by Kevin Caruso
October 11, 2005
The beating of Robert Davis, a 64-year-old African-American male, by white New Orleans police officers has resulted in charges against the officers.
Davis, a retired school teacher, was in the French Quarter Saturday night and asked a police officer on horseback about the city’s curfew, and then, according to Davis’ defense attorney, Joseph Bruno, a second officer approached and “said some ugly things to my client. And my client said, ‘I think that's unprofessional.’”
Davis then walked across the street, Bruno said, and was struck from behind by one of the officers.
Davis was then assaulted by the officers, which included punching Davis, pushing him to the ground, and placing him in a headlock.
The incident was captured both on video and in photographs by members of the press.
One of the videos also captured an officer pushing an AP television news producer at the scene up against a car. The officer said to the producer, among other things: “I've been here for six weeks trying to keep myself alive. ... Go home.”
The three officers involved in the assault were suspended from duty without pay, and were charged with batter. The officers pleaded not guilty.
Davis is facing several charges, including public intoxication, battery on a police officer, and resisting arrest.
Bruno said that Davis was not drunk and did not even have a drink on that day. “[The Police] had the opportunity to take blood or do a breathalyzer if it were a serious allegation,” Bruno said. “They chose not to do this.”
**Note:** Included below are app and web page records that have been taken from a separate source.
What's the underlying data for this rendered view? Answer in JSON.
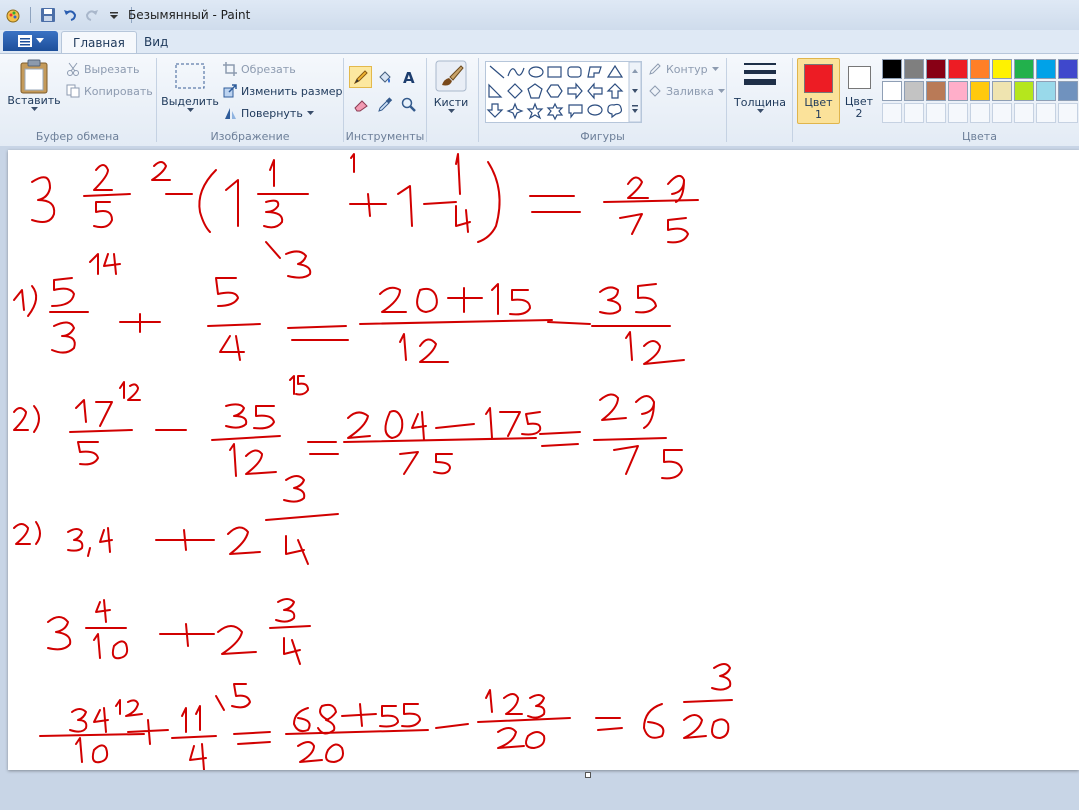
{
  "window": {
    "title": "Безымянный - Paint"
  },
  "tabs": [
    {
      "label": "Главная",
      "active": true
    },
    {
      "label": "Вид",
      "active": false
    }
  ],
  "clipboard": {
    "paste_label": "Вставить",
    "cut_label": "Вырезать",
    "copy_label": "Копировать",
    "group_label": "Буфер обмена"
  },
  "image": {
    "select_label": "Выделить",
    "crop_label": "Обрезать",
    "resize_label": "Изменить размер",
    "rotate_label": "Повернуть",
    "group_label": "Изображение"
  },
  "tools": {
    "group_label": "Инструменты",
    "selected": "pencil"
  },
  "brushes": {
    "label": "Кисти"
  },
  "shapes": {
    "outline_label": "Контур",
    "fill_label": "Заливка",
    "group_label": "Фигуры"
  },
  "thickness": {
    "label": "Толщина"
  },
  "colors": {
    "color1_label": "Цвет",
    "color1_num": "1",
    "color1": "#ed1c24",
    "color2_label": "Цвет",
    "color2_num": "2",
    "color2": "#ffffff",
    "group_label": "Цвета",
    "palette_row1": [
      "#000000",
      "#7f7f7f",
      "#880015",
      "#ed1c24",
      "#ff7f27",
      "#fff200",
      "#22b14c",
      "#00a2e8",
      "#3f48cc"
    ],
    "palette_row2": [
      "#ffffff",
      "#c3c3c3",
      "#b97a57",
      "#ffaec9",
      "#ffc90e",
      "#efe4b0",
      "#b5e61d",
      "#99d9ea",
      "#7092be"
    ]
  },
  "drawing": {
    "ink_color": "#d10000",
    "lines": [
      "3 2/5 ^2 − (1 1/3 ^1 + 1 1/4) = 29/75",
      "1) 5/3 ^14 + 5/4 ^13 = (20+15)/12 = 35/12",
      "2) 17/5 ^12 − 35/12 ^15 = (204−175)/75 = 29/75",
      "2) 3,4 + 2 3/4",
      "3 4/10 + 2 3/4",
      "34/10 ^12 + 11/4 ^15 = (68+55)/20 = 123/20 = 6 3/20"
    ]
  }
}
Bruno also said they would probably file a civil suit, but under the “best” scenario his client would “break even” due to the limited nature of punitive damages under Louisiana law.